Light Up The Room
One way to combat the cramped feeling of a small room is with plentiful natural light. Light, airy rooms feel more spacious, even when they have smaller dimensions. In the kitchen, this is relatively easy to create – remove curtains, and instead use easily concealed blinds or shutters instead. A bathroom, with its need for privacy, is a little more difficult, but glazed windows can still let in plenty of light – and strategically placed mirrors can bounce that light around the room, with the side benefit of creating the illusion of even more space.
Guide the Eye
One way to make a room feel larger is to create a sense of movement with your design choices. This can happen in a number of ways – tall, vertical lines gives a false impression of height, while sweeping, horizontal lines make a room look wider than it actually is. You want to pick a single style that keeps the eye moving and feeling open. Don’t forget the floor, either – pattered laminate or parquet floors can create a more interesting visual pattern that will help guide the eye and create the illusion of space.
Less is More
If you have less space to work with, you have to be more careful in your selection of furniture and appliances. You need a sense of proportion – you can’t just overload your countertops with twenty appliances and a massive sink and then wonder where all the space has gone. As a rule of thumb, if you have to cram a piece of furniture or appliance right up against a wall in order to make it fit, it’s too big for the room.

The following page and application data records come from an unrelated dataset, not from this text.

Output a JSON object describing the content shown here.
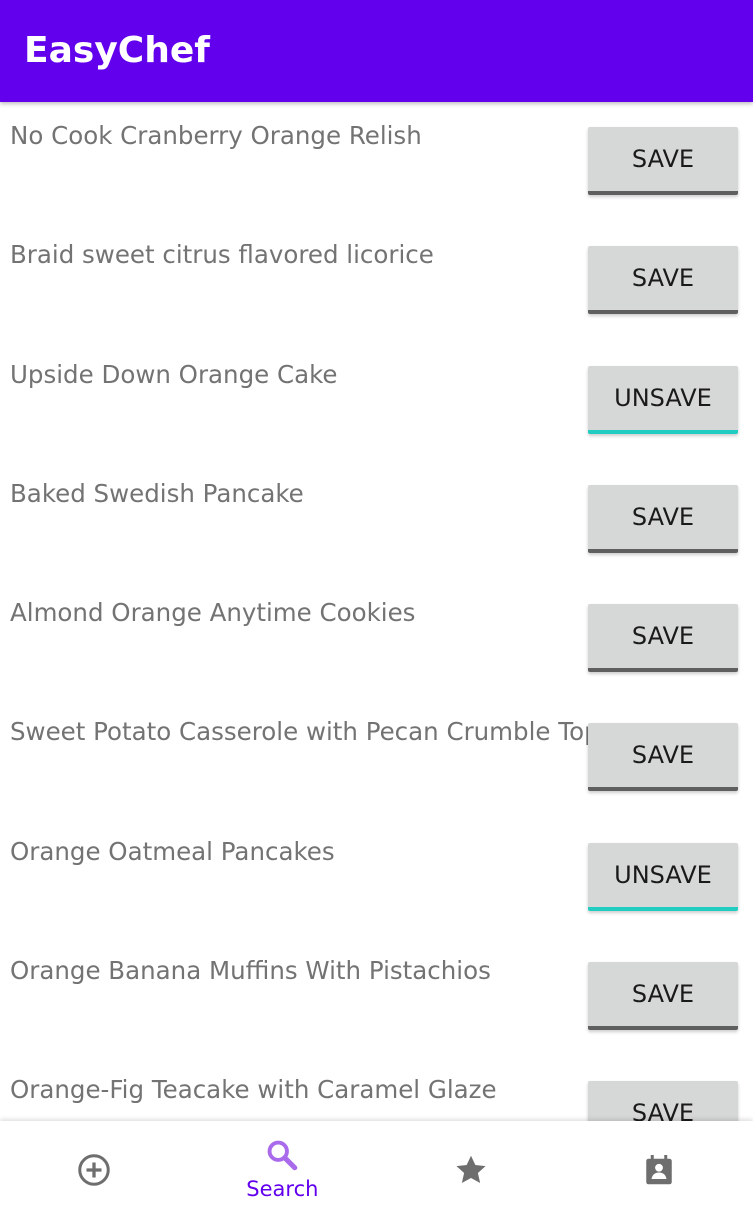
{
  "app_bar": {
    "title": "EasyChef"
  },
  "recipes": [
    {
      "title": "No Cook Cranberry Orange Relish",
      "button": "SAVE",
      "saved": false
    },
    {
      "title": "Braid sweet citrus flavored licorice",
      "button": "SAVE",
      "saved": false
    },
    {
      "title": "Upside Down Orange Cake",
      "button": "UNSAVE",
      "saved": true
    },
    {
      "title": "Baked Swedish Pancake",
      "button": "SAVE",
      "saved": false
    },
    {
      "title": "Almond Orange Anytime Cookies",
      "button": "SAVE",
      "saved": false
    },
    {
      "title": "Sweet Potato Casserole with Pecan Crumble Topping",
      "button": "SAVE",
      "saved": false
    },
    {
      "title": "Orange Oatmeal Pancakes",
      "button": "UNSAVE",
      "saved": true
    },
    {
      "title": "Orange Banana Muffins With Pistachios",
      "button": "SAVE",
      "saved": false
    },
    {
      "title": "Orange-Fig Teacake with Caramel Glaze",
      "button": "SAVE",
      "saved": false
    }
  ],
  "bottom_nav": {
    "items": [
      {
        "icon": "add-circle-icon",
        "label": "",
        "active": false
      },
      {
        "icon": "search-icon",
        "label": "Search",
        "active": true
      },
      {
        "icon": "star-icon",
        "label": "",
        "active": false
      },
      {
        "icon": "profile-card-icon",
        "label": "",
        "active": false
      }
    ]
  },
  "colors": {
    "primary": "#6200EE",
    "saved_accent": "#21CDC0",
    "inactive_icon": "#6E6E6E",
    "active_icon": "#A96BEB"
  }
}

The experts at Parada Kitchens can help with your exact situation, coming up with a kitchen design plan that will help get the most out of your space. Contact us today!